Kimberly Vincent’s “Nine Tenets of Passion-Based Learning”  suggests that “we must switch from a control narrative in the classroom to a passion narrative”. This means that we need to change things in the classroom. We need to passionate about our subjects, the topics within them, and the passions of our students. Our being passionate will spread the passion to the students: “Being transparent with students and building relationships with them beyond the classroom can help drive learning- students work harder with people who matter to them”. We need to become more than teachers to students. I don’t know if I agree with this one hundred percent. I can see and understand the reasoning behind it, but I think that there needs to be some authority. I understand that you can have affection and authority, but I don’t know that getting too close to your students (i.e. being friends on Facebook or following them on Twitter) is a good idea. I do agree with Vincent’s assertion that we need to be passionate about the topics we are teaching. If we are passionate about them, then students will be as well. I also agree with Vincent when she says we need to connect with parents. Usually both parents and teachers have a student’s best interest at heart. I say usually here, because I know that’s not always true. I think that seeing education as a partnership between teachers and parents is a great approach to passion-based learning. In most cases, parents know what their children are passionate about, and can give teachers a good idea of the approach to take with them.

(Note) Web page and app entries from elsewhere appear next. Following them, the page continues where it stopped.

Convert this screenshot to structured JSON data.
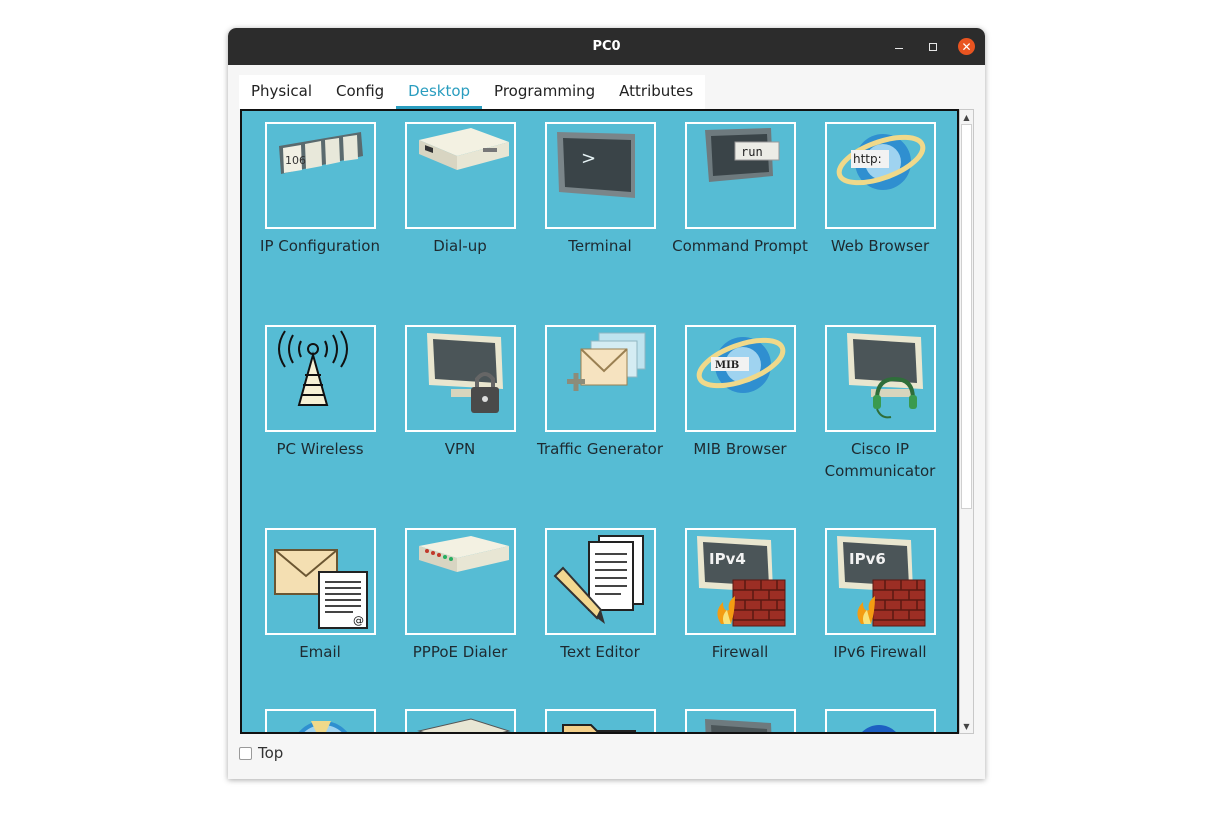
{
  "window": {
    "title": "PC0"
  },
  "tabs": [
    {
      "label": "Physical"
    },
    {
      "label": "Config"
    },
    {
      "label": "Desktop"
    },
    {
      "label": "Programming"
    },
    {
      "label": "Attributes"
    }
  ],
  "active_tab": "Desktop",
  "apps": [
    {
      "label": "IP Configuration",
      "icon": "ip-configuration-icon",
      "badge": "106"
    },
    {
      "label": "Dial-up",
      "icon": "modem-icon"
    },
    {
      "label": "Terminal",
      "icon": "terminal-icon",
      "badge": ">"
    },
    {
      "label": "Command Prompt",
      "icon": "command-prompt-icon",
      "badge": "run"
    },
    {
      "label": "Web Browser",
      "icon": "web-browser-icon",
      "badge": "http:"
    },
    {
      "label": "PC Wireless",
      "icon": "wireless-tower-icon"
    },
    {
      "label": "VPN",
      "icon": "vpn-lock-icon"
    },
    {
      "label": "Traffic Generator",
      "icon": "traffic-generator-icon"
    },
    {
      "label": "MIB Browser",
      "icon": "mib-browser-icon",
      "badge": "MIB"
    },
    {
      "label": "Cisco IP Communicator",
      "icon": "headset-monitor-icon"
    },
    {
      "label": "Email",
      "icon": "email-icon",
      "badge": "@"
    },
    {
      "label": "PPPoE Dialer",
      "icon": "pppoe-dialer-icon"
    },
    {
      "label": "Text Editor",
      "icon": "text-editor-icon"
    },
    {
      "label": "Firewall",
      "icon": "firewall-icon",
      "badge": "IPv4"
    },
    {
      "label": "IPv6 Firewall",
      "icon": "ipv6-firewall-icon",
      "badge": "IPv6"
    }
  ],
  "footer": {
    "top_label": "Top",
    "top_checked": false
  },
  "colors": {
    "panel": "#56bcd4",
    "accent": "#2a9dbf",
    "close": "#e95420"
  }
}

photo courtesy of freespiritsunited.com

Sara Brig’s “25 Ways to Institute Passion-Based Learning in the Classroom” gives amazing ideas to teachers for inserting passion into the classroom. I’m not going to list all of them because there are so many with so many ways to institute them. I love so many, almost all, of these examples, and I suggest anyone who wants to enter the education system, or with children in school, implement these suggestions. I especially love “Let students share their passions”, “set aside time to let passions flourish”, and “share your passions with the students”. First, “share your passions with the students”. I don’t mean tell them your life’s story. I mean give them your passion. I would tell my students that I love to read anything I can get my hands on, I mean anything. I also love to write. I write fiction, non-fiction, and literary analysis. I’m not telling them something that they don’t want to know, I’m just giving them a little information about me, what I am passionate about. “Let students share their passions”. This means that we are non-judgmental. No one has the right to make fun of another person’s passions, whether we share them or not. For instance, one of my fictional students LOVES Twilight. I, personally, think that it is a waste of paper. I don’t tell my student “That’s stupid, pick something else”, I tell him/her “That’s awesome! Why don’t you write a fan fiction for your passion exercise?” Even though I’d rather watch paint dry than read a fan fiction from a book that I hate, I’m not going to stifle student creativity or judge him/her for what they love. My reaction is to be passionate about what students are passionate about, because that passion is infectious, like laughing or yawning. Finally, “set aside time to let passions flourish”. This means giving time in the classroom for passions. If you’re teaching in a school with block scheduling, this may mean that you give thirty minutes twice a week to it; if you’re teaching in a school with regular scheduling, this may mean one class period, which I would do on either Monday or Friday (both days that students don’t want to work). This is time for that student who loves Twilight to write the fan fiction or the student who likes theater to read/watch plays, or the student who likes art to read about surrealist painters. These passions aren’t the same, yet what they do with them fit in my subject (English). I think that it’s possible to use a student’s passion and incorporate it into your subject, it is a great way to help students learn without them actually realizing that they’re learning (kinda like tricking kids into eating vegetables).

photo courtesy of opencolleges.edu.au

Our passions move us. We can use passion to teach, to learn.